**EXTRACTED DATA**
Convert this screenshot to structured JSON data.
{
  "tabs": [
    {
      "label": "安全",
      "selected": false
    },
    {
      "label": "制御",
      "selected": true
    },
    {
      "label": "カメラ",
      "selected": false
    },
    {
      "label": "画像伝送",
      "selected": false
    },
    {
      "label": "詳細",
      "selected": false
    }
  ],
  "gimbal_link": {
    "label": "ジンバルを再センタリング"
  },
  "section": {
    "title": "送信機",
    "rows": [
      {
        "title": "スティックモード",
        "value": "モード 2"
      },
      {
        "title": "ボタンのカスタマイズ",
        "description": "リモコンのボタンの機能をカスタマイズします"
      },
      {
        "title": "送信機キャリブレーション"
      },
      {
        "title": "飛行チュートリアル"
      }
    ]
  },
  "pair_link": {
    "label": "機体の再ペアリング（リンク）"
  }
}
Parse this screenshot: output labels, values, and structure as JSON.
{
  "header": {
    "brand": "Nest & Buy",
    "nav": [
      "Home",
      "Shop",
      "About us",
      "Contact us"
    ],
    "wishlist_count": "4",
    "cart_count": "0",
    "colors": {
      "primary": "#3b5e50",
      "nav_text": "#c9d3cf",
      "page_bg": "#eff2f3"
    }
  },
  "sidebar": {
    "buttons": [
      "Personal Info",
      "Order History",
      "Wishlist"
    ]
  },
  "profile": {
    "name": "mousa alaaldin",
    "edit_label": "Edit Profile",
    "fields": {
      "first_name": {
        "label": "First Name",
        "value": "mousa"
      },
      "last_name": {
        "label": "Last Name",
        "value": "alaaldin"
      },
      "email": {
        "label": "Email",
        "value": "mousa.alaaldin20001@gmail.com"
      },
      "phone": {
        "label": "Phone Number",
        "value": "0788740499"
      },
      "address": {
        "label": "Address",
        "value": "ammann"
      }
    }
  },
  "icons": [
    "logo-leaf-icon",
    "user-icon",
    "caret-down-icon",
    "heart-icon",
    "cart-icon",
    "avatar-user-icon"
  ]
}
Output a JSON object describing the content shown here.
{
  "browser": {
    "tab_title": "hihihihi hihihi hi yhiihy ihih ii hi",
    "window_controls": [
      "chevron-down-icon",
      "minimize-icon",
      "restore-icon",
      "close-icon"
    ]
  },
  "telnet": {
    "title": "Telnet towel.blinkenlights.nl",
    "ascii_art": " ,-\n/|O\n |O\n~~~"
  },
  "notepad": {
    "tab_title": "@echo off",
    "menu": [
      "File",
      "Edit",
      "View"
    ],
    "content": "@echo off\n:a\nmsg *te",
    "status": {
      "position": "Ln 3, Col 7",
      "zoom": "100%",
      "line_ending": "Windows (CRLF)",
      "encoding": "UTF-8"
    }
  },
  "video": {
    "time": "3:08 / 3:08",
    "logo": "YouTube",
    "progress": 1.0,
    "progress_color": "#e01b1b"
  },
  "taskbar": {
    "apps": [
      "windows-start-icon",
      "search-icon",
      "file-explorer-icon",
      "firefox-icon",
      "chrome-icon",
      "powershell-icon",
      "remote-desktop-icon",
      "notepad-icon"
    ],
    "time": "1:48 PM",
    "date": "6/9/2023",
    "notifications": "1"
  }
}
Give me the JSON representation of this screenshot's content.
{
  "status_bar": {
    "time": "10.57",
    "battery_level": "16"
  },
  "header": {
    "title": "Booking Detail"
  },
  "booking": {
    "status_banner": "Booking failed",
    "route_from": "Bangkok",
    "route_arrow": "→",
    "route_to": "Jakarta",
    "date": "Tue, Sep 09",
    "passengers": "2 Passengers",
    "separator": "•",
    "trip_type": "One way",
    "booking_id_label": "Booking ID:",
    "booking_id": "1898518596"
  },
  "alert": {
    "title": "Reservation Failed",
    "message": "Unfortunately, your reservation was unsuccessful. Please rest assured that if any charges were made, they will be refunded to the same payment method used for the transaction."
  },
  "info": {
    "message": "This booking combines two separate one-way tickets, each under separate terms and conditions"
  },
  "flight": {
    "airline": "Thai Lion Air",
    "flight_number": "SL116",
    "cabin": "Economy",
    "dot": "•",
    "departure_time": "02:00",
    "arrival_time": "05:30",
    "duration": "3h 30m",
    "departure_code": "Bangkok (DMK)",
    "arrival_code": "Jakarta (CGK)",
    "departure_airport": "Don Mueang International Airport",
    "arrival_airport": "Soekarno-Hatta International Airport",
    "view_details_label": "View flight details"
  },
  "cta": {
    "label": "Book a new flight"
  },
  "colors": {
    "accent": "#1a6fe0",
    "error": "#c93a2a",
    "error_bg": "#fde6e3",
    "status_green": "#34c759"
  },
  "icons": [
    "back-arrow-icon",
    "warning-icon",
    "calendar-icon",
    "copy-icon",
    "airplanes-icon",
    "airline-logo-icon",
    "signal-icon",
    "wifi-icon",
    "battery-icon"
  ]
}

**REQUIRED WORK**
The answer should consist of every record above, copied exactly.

**RESULT OF THIS TASK**
Convert this screenshot to structured JSON data.
{
  "tabs": [
    {
      "label": "安全",
      "selected": false
    },
    {
      "label": "制御",
      "selected": true
    },
    {
      "label": "カメラ",
      "selected": false
    },
    {
      "label": "画像伝送",
      "selected": false
    },
    {
      "label": "詳細",
      "selected": false
    }
  ],
  "gimbal_link": {
    "label": "ジンバルを再センタリング"
  },
  "section": {
    "title": "送信機",
    "rows": [
      {
        "title": "スティックモード",
        "value": "モード 2"
      },
      {
        "title": "ボタンのカスタマイズ",
        "description": "リモコンのボタンの機能をカスタマイズします"
      },
      {
        "title": "送信機キャリブレーション"
      },
      {
        "title": "飛行チュートリアル"
      }
    ]
  },
  "pair_link": {
    "label": "機体の再ペアリング（リンク）"
  }
}
Parse this screenshot: output labels, values, and structure as JSON.
{
  "header": {
    "brand": "Nest & Buy",
    "nav": [
      "Home",
      "Shop",
      "About us",
      "Contact us"
    ],
    "wishlist_count": "4",
    "cart_count": "0",
    "colors": {
      "primary": "#3b5e50",
      "nav_text": "#c9d3cf",
      "page_bg": "#eff2f3"
    }
  },
  "sidebar": {
    "buttons": [
      "Personal Info",
      "Order History",
      "Wishlist"
    ]
  },
  "profile": {
    "name": "mousa alaaldin",
    "edit_label": "Edit Profile",
    "fields": {
      "first_name": {
        "label": "First Name",
        "value": "mousa"
      },
      "last_name": {
        "label": "Last Name",
        "value": "alaaldin"
      },
      "email": {
        "label": "Email",
        "value": "mousa.alaaldin20001@gmail.com"
      },
      "phone": {
        "label": "Phone Number",
        "value": "0788740499"
      },
      "address": {
        "label": "Address",
        "value": "ammann"
      }
    }
  },
  "icons": [
    "logo-leaf-icon",
    "user-icon",
    "caret-down-icon",
    "heart-icon",
    "cart-icon",
    "avatar-user-icon"
  ]
}
Output a JSON object describing the content shown here.
{
  "browser": {
    "tab_title": "hihihihi hihihi hi yhiihy ihih ii hi",
    "window_controls": [
      "chevron-down-icon",
      "minimize-icon",
      "restore-icon",
      "close-icon"
    ]
  },
  "telnet": {
    "title": "Telnet towel.blinkenlights.nl",
    "ascii_art": " ,-\n/|O\n |O\n~~~"
  },
  "notepad": {
    "tab_title": "@echo off",
    "menu": [
      "File",
      "Edit",
      "View"
    ],
    "content": "@echo off\n:a\nmsg *te",
    "status": {
      "position": "Ln 3, Col 7",
      "zoom": "100%",
      "line_ending": "Windows (CRLF)",
      "encoding": "UTF-8"
    }
  },
  "video": {
    "time": "3:08 / 3:08",
    "logo": "YouTube",
    "progress": 1.0,
    "progress_color": "#e01b1b"
  },
  "taskbar": {
    "apps": [
      "windows-start-icon",
      "search-icon",
      "file-explorer-icon",
      "firefox-icon",
      "chrome-icon",
      "powershell-icon",
      "remote-desktop-icon",
      "notepad-icon"
    ],
    "time": "1:48 PM",
    "date": "6/9/2023",
    "notifications": "1"
  }
}
Give me the JSON representation of this screenshot's content.
{
  "status_bar": {
    "time": "10.57",
    "battery_level": "16"
  },
  "header": {
    "title": "Booking Detail"
  },
  "booking": {
    "status_banner": "Booking failed",
    "route_from": "Bangkok",
    "route_arrow": "→",
    "route_to": "Jakarta",
    "date": "Tue, Sep 09",
    "passengers": "2 Passengers",
    "separator": "•",
    "trip_type": "One way",
    "booking_id_label": "Booking ID:",
    "booking_id": "1898518596"
  },
  "alert": {
    "title": "Reservation Failed",
    "message": "Unfortunately, your reservation was unsuccessful. Please rest assured that if any charges were made, they will be refunded to the same payment method used for the transaction."
  },
  "info": {
    "message": "This booking combines two separate one-way tickets, each under separate terms and conditions"
  },
  "flight": {
    "airline": "Thai Lion Air",
    "flight_number": "SL116",
    "cabin": "Economy",
    "dot": "•",
    "departure_time": "02:00",
    "arrival_time": "05:30",
    "duration": "3h 30m",
    "departure_code": "Bangkok (DMK)",
    "arrival_code": "Jakarta (CGK)",
    "departure_airport": "Don Mueang International Airport",
    "arrival_airport": "Soekarno-Hatta International Airport",
    "view_details_label": "View flight details"
  },
  "cta": {
    "label": "Book a new flight"
  },
  "colors": {
    "accent": "#1a6fe0",
    "error": "#c93a2a",
    "error_bg": "#fde6e3",
    "status_green": "#34c759"
  },
  "icons": [
    "back-arrow-icon",
    "warning-icon",
    "calendar-icon",
    "copy-icon",
    "airplanes-icon",
    "airline-logo-icon",
    "signal-icon",
    "wifi-icon",
    "battery-icon"
  ]
}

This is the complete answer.